── Record excerpts ──

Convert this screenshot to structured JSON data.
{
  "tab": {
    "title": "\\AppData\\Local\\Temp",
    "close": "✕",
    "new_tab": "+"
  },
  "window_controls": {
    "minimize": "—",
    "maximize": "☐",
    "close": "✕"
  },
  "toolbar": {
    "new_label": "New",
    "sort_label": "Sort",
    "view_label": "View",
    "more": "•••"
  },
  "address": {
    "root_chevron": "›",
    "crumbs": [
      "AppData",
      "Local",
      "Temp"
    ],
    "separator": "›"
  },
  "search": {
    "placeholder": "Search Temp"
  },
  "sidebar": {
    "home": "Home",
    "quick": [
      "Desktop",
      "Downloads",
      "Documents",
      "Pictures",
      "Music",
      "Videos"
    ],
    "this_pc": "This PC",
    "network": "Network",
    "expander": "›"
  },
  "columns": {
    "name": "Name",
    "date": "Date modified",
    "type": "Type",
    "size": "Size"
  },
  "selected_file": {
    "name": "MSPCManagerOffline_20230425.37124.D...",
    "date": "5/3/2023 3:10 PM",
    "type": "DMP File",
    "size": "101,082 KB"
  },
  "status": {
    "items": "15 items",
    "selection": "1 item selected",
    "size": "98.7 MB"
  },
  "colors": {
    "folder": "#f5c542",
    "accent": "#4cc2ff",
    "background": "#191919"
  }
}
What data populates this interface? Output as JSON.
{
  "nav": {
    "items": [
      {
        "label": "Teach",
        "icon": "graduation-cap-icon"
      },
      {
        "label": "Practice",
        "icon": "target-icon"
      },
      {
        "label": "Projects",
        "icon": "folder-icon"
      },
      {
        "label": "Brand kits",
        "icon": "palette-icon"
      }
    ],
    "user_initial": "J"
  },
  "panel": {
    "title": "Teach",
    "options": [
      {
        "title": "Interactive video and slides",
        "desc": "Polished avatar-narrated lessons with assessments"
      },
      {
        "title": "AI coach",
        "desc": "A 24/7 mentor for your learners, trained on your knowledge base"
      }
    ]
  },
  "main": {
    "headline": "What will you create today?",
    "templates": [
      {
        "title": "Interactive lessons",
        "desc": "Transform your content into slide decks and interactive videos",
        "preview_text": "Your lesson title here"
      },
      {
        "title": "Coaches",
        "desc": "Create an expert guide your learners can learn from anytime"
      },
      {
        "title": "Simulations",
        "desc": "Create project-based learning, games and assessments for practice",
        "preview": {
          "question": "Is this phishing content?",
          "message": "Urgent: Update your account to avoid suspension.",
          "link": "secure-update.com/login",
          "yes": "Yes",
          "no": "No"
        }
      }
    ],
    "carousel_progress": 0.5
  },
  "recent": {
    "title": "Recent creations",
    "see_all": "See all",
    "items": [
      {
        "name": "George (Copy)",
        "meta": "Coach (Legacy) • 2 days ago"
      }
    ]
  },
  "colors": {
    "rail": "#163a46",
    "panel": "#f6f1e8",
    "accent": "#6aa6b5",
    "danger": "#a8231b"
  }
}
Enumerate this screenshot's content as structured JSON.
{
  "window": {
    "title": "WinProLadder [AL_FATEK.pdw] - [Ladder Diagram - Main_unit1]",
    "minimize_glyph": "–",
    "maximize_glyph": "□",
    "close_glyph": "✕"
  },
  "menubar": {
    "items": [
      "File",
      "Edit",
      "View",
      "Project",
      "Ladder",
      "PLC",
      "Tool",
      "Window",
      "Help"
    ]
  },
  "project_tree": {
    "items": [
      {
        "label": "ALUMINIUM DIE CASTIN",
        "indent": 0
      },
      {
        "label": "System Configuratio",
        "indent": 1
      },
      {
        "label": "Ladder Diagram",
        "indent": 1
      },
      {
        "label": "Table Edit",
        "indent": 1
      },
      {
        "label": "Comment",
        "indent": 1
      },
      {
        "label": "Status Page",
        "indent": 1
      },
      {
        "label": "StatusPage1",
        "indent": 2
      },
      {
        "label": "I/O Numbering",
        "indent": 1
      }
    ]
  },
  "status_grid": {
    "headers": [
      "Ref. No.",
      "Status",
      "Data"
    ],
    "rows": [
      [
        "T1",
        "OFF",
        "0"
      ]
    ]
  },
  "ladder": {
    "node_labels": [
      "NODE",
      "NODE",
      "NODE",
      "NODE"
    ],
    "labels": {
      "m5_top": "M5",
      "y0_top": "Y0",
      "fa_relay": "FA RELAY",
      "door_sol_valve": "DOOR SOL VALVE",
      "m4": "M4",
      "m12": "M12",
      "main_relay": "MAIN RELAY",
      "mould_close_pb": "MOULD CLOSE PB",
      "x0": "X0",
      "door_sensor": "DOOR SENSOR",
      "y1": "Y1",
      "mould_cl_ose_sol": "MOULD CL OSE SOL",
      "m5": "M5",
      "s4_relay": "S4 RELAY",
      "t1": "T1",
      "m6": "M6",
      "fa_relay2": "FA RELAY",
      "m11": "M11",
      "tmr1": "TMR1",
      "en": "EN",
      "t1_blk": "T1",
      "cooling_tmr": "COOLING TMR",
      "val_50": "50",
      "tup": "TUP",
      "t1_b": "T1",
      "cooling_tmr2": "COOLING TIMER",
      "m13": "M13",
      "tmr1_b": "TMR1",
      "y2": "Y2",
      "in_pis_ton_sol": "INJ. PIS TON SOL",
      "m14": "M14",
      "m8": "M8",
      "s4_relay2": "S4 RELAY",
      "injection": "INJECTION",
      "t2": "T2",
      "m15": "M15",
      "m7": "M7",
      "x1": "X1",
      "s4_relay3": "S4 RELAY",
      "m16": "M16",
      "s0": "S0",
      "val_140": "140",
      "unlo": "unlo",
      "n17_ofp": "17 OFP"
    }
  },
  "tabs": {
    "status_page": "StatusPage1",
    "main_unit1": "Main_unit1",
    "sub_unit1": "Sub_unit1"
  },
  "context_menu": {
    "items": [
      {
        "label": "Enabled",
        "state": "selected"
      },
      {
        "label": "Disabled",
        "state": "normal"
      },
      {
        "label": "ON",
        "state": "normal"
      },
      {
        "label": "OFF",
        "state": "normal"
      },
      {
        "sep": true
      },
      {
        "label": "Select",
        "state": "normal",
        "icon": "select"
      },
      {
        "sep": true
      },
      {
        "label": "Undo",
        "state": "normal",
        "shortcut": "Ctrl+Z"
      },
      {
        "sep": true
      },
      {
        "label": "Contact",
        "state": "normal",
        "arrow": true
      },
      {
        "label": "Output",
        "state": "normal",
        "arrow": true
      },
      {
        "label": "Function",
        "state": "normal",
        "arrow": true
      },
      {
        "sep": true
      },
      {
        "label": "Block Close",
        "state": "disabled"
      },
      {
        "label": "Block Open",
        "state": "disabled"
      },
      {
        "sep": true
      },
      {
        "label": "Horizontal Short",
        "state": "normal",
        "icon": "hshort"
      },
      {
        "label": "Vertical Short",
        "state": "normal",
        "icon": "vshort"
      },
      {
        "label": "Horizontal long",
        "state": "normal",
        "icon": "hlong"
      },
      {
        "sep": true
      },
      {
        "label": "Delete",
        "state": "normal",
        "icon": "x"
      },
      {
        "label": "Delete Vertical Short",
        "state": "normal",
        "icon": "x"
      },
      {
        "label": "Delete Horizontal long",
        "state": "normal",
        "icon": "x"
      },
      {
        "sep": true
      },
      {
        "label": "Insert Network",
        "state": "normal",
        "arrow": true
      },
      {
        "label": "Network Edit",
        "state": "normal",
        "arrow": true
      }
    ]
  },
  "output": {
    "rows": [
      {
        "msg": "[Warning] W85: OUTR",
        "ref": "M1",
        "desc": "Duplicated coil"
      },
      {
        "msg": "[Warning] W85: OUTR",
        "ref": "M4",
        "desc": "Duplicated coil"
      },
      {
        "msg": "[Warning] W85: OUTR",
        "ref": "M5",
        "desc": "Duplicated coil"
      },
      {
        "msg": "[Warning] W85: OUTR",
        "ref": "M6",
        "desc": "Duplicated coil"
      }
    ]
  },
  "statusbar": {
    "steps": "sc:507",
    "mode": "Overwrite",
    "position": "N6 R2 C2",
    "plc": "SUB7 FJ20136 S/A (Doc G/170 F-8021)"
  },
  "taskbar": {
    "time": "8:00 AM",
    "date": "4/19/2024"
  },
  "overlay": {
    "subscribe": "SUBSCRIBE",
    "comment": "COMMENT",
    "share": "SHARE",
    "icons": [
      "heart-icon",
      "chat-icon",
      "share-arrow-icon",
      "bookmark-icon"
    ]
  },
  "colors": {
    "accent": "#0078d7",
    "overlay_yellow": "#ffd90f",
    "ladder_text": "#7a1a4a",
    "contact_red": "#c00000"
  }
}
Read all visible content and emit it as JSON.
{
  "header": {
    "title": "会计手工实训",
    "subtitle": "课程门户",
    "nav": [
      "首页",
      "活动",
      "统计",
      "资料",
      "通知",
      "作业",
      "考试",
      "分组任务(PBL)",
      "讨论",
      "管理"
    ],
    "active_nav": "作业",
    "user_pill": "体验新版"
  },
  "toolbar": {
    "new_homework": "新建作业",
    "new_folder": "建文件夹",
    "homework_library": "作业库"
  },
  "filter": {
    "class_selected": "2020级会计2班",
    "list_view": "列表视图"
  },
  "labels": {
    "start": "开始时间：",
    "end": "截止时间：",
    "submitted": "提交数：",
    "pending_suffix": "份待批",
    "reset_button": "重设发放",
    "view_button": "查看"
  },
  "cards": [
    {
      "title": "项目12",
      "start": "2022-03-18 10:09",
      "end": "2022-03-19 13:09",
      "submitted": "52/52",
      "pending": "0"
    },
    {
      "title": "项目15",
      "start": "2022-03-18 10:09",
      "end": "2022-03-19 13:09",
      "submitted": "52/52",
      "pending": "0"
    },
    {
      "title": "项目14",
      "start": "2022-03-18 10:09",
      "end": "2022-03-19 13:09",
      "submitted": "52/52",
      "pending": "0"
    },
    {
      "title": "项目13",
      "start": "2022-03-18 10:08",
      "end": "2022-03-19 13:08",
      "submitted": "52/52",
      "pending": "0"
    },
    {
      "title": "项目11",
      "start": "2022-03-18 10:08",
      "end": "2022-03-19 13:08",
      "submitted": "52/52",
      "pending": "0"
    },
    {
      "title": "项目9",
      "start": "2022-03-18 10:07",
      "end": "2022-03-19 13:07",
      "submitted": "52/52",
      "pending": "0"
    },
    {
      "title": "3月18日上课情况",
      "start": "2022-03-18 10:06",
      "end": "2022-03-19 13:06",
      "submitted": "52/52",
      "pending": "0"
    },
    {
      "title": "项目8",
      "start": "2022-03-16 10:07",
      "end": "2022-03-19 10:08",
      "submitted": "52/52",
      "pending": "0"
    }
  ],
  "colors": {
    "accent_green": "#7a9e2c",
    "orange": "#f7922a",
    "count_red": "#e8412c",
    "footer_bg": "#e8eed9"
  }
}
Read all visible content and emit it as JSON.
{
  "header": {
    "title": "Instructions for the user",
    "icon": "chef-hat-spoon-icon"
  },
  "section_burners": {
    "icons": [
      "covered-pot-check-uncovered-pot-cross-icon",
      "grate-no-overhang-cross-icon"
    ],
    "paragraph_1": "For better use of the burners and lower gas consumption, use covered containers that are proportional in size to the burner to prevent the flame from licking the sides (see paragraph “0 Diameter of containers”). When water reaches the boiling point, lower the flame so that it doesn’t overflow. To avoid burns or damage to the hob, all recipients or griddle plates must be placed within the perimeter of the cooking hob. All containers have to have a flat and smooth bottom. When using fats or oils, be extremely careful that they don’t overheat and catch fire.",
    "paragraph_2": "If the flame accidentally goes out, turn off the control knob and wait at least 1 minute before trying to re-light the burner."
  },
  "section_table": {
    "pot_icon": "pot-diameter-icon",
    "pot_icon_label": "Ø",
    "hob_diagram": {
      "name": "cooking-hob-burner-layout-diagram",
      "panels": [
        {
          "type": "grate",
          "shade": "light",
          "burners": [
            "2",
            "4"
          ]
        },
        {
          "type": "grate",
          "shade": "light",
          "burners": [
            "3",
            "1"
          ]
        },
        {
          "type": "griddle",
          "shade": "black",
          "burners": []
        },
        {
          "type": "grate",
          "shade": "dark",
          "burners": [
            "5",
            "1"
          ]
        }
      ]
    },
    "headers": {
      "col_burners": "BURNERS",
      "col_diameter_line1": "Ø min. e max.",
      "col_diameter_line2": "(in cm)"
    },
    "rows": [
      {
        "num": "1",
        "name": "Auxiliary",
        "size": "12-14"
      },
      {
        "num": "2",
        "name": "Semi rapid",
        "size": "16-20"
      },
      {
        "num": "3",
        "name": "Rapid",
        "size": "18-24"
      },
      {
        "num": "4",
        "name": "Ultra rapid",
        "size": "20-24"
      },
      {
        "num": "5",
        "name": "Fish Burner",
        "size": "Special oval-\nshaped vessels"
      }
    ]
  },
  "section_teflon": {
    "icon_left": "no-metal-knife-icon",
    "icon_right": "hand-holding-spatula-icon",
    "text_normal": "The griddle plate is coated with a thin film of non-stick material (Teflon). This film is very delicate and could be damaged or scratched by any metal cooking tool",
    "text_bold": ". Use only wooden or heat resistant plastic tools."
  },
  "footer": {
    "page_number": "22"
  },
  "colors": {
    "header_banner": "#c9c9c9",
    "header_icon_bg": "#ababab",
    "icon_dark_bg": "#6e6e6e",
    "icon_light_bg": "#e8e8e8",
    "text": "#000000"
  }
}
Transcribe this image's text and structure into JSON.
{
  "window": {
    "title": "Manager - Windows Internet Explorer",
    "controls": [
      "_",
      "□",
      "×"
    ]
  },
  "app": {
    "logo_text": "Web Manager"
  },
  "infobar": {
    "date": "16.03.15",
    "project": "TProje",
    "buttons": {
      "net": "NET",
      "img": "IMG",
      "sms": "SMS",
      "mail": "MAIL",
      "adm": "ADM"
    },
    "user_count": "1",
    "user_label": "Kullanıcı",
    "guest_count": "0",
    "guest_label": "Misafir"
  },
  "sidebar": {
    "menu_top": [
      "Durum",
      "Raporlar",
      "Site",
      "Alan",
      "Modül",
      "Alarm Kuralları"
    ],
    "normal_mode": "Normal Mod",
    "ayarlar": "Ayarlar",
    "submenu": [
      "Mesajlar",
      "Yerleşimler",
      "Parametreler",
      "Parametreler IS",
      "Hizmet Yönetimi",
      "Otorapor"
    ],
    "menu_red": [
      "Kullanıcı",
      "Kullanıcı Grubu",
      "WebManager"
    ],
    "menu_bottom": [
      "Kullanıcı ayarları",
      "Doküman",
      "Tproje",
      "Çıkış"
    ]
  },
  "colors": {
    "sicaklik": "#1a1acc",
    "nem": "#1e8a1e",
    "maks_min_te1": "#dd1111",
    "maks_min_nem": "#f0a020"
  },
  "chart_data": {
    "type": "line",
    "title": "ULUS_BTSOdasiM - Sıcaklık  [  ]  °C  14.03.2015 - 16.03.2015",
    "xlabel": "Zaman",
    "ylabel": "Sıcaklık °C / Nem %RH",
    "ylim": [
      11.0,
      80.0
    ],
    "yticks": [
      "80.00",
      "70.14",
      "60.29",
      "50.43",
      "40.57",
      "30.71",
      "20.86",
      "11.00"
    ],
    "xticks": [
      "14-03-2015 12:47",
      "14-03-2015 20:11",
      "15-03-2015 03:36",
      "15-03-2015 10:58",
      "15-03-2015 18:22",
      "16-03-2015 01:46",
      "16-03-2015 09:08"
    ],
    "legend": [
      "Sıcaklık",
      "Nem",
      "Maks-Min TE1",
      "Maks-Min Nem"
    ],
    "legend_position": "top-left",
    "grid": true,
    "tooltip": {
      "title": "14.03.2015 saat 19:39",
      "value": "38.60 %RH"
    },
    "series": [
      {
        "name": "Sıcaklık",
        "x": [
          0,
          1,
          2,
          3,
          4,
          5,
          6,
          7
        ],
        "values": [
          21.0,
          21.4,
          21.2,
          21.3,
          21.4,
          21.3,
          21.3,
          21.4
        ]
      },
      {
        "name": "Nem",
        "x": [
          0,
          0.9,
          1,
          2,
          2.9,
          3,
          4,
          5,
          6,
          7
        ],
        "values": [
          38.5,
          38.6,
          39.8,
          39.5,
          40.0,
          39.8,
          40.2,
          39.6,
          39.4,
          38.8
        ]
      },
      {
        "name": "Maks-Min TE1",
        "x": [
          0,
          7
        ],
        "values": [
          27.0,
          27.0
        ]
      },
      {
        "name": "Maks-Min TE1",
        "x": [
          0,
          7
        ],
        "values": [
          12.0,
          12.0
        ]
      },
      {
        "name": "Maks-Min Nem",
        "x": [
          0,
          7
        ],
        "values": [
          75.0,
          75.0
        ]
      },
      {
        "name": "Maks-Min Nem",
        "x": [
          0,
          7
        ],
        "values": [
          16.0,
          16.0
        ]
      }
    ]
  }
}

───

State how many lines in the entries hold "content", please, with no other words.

Expected answer => 5